George Venable Smith embarked on a lengthy tour to publicize the colony plans and to solicit members.
He spent two weeks in San Francisco. After that he went on a speaking tour in the eastern United States.
He aroused interest in the project and spread circulars.
In an 1886 letter he wrote, “In every place I find a certain number of persons well informed in co-operation, and readily embrace our colony plan, very many are earnest students in the case, and the great majority are looking with great anxiety for some way out of what looks like to them almost like abject slavery or starvation.”
He established a central office in Seattle and upward of 30 branch offices throughout the nation.
The idea of communitarian living in the U.S. reached even to England.
One couple that sought this dream was Harry and Edna Coventon.
They started in England and took different paths. But their lives converged here in Port Angeles.
I would like to add a side note here that one of their daughters, Kathleen, wrote a delightful and thorough history of the PSCC in 1939.
It is available for reading at the North Olympic History Center’s Research Library.
I recently sat down with Harry and Edna Coventon’s grandson, Ernie Coventon.
He remembered his grandmother as a wonderful lady. Harry and Edna were pro-labor and held to socialist ideals.
They liked to talk about this philosophy. They thought that people were essentially good, so they would want to work together.
Harry Coventon was born in Lystone, Devonshire County, England, in 1859. He entered the British Navy as a signalman aboard the H.M.S. Triumph.
In 1884, the ship stopped at Esquimalt Harbor near Victoria.
He jumped ship, rowed across the Strait of Juan de Fuca and landed at Morse Creek.
He looked for employment in Dungeness and later Discovery Bay.
He spent a short time in California before returning to Port Angeles.
He then became an early member of the Puget Sound Cooperative Colony.
Edna Burns was born in Birmingham, England, in 1872. Her parents, Mr. and Mrs. James Burns, had read about the colony and had considerable correspondence about it.
They were interested in ideas of social progress.
They bought shares in the colony before leaving England.
It took three weeks to sail around Cape Horn and arrive at Victoria.
On Feb. 14, 1890, the steamboat Garland took them to Morse’s Wharf in Port Angeles. It was very appealing to get away from the soot and grime of Birmingham.
The Burns lunched with Judge Norman R. Smith on that first day in town.
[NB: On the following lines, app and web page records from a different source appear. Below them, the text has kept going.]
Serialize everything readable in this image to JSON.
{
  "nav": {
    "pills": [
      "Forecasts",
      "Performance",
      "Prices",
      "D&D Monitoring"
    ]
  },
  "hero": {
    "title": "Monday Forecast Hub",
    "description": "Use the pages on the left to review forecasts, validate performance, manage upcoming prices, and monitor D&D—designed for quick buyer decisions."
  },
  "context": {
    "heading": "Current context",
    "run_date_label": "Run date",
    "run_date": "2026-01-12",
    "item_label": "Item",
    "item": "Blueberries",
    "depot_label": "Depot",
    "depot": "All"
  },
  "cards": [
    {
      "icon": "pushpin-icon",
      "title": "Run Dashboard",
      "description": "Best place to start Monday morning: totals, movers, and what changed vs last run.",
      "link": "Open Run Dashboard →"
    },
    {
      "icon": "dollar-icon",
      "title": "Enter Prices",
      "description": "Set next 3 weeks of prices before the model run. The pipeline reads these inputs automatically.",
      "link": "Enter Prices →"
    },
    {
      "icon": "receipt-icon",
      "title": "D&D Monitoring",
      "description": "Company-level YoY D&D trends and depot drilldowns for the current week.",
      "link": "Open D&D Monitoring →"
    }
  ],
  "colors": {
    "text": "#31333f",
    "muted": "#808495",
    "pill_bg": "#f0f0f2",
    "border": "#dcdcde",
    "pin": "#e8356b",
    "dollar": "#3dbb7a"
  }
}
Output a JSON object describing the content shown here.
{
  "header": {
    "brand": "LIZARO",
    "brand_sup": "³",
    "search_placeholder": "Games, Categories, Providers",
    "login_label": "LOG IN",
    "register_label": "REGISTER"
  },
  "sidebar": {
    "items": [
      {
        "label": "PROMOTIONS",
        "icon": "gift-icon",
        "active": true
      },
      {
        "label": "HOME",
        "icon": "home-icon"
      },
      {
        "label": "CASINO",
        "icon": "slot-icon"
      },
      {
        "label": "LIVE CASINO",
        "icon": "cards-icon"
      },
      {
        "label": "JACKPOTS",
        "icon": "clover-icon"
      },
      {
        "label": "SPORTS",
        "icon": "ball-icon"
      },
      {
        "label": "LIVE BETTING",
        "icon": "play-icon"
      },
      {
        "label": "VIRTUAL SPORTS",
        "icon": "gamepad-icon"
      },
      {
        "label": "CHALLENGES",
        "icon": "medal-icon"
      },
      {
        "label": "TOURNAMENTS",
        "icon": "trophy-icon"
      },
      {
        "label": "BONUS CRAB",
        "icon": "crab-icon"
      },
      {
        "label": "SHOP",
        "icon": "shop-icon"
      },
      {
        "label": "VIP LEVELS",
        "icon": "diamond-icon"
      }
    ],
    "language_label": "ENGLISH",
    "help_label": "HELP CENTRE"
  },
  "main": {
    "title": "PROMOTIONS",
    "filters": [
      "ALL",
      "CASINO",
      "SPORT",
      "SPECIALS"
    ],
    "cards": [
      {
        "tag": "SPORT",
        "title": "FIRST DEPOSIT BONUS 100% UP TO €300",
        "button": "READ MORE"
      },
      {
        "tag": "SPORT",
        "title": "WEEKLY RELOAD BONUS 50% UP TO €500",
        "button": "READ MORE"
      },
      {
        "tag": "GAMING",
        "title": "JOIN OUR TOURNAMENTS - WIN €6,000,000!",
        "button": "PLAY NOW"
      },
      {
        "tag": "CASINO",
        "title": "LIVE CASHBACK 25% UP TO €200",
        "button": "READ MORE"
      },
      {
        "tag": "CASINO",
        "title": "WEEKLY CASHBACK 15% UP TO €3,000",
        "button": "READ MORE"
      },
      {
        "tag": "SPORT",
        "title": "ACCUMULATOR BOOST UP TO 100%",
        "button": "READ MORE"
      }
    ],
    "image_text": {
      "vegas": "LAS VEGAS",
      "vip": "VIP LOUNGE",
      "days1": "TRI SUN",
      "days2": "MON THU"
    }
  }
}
They walked along the beach to the colony at Ennis Creek and were assigned a three-room apartment in the building which had the assembly hall and newspaper printing press.
Within months, the Burns family moved to a house.
They enjoyed the life in the colony. Many members had literary, musical and theatrical talent. Social life was pleasant. A library and opera house were started as were a nursery and kindergarten.
Harry and Edna met at a colony dance. They were married in 1892.
By 1894, the couple was homesteading.
They first tried homesteading in the Little River area south of Port Angeles for a few years but it didn’t work. Prior to 1900 they purchased a homestead on Herrick Road west of Port Angeles near the Elwha River.
Harry built the first covered bridge across the Elwha River and helped build the road to Lake Sutherland.
Ernie told me that his grandparents moved to a home on Chase Street in Port Angeles in the 1920s.
Harry Coventon became the first operator of the Port Angeles steam electric plant.
Later he was the caretaker of the Clallam County Courthouse until his death at age 72 in 1932.
Edna Coventon became the first chairperson of the first Parent-Teacher Association. For her, “education was everything,” Ernie said.
The Puget Sound Cooperative Colony never saw its utopian dream come to fruition. We cannot ignore that the colony made significant contributions to our local community.
The colony attracted many professional and skilled people, such as the Coventons, who had imagination and ambition.
Though the colony eventually died, it helped us grow into a strong community.
John McNutt is a descendant of Clallam County pioneers and president of the North Olympic History Center Board of Directors. He can be reached at woodrow [email protected].